Katharine Estabrook, 34, of North Yarmouth, was the only person in the vehicle Monday at 12:32 p.m. when it was hit by the train at a North Road crossing.
According to Police Department Lt. Dean Perry, Estabrook received a summons on a charge of failure to stop properly at a railroad crossing device.
Estabrook was taken to Maine Medical Center in Portland with possible head and back injuries, according to police. She was later released.
Perry on Tuesday said police reviewed video from a traffic camera positioned at the railroad crossing, but no information could be released because the case is ongoing. On Monday he said witnesses said it appeared that the driver of the southbound SUV was trying to beat the train.
“The word we have from witnesses is that she tried to navigate around the crossing arm,” Perry said.
Perry said the vehicle was hit on the back end and thrown into the crossing arm in the northbound lane.
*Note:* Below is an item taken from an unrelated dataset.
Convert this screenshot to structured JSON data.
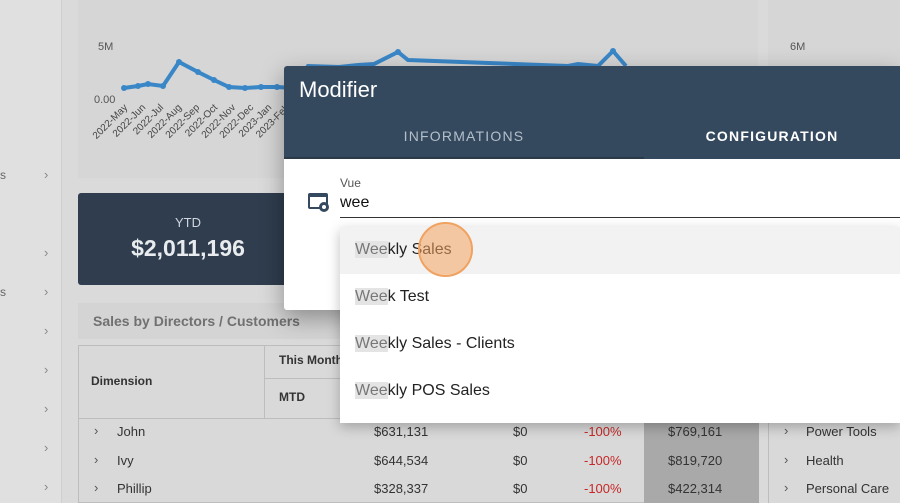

The post and signs were ripped from the ground, leaving pieces of metal and plastic, as well as exposed wires, on and around the tracks.
There were 23 passengers aboard northbound Downeaster train 681. The train had to wait on the tracks for about an hour and a half after the accident while police talked to the crew and passengers.
Perry said a conductor was not willing to talk to police because of an Amtrak policy.
Estabrook is married to the nephew of Joleen Estabrook, a Yarmouth woman who has been campaigning to have the town seek creation of so-called quiet zones at railroad crossings.
The zones, which require more costly and elaborate safety devices at crossings, would allow train crews to refrain from sounding horns as they travel through town, as a way to reduce noise for residents who live near the rail corridor.
The Town Council has rejected quiet zones, citing the added cost and safety concerns.
Note: This story has been updated with the driver’s correct name as the police department initially provided incorrect information.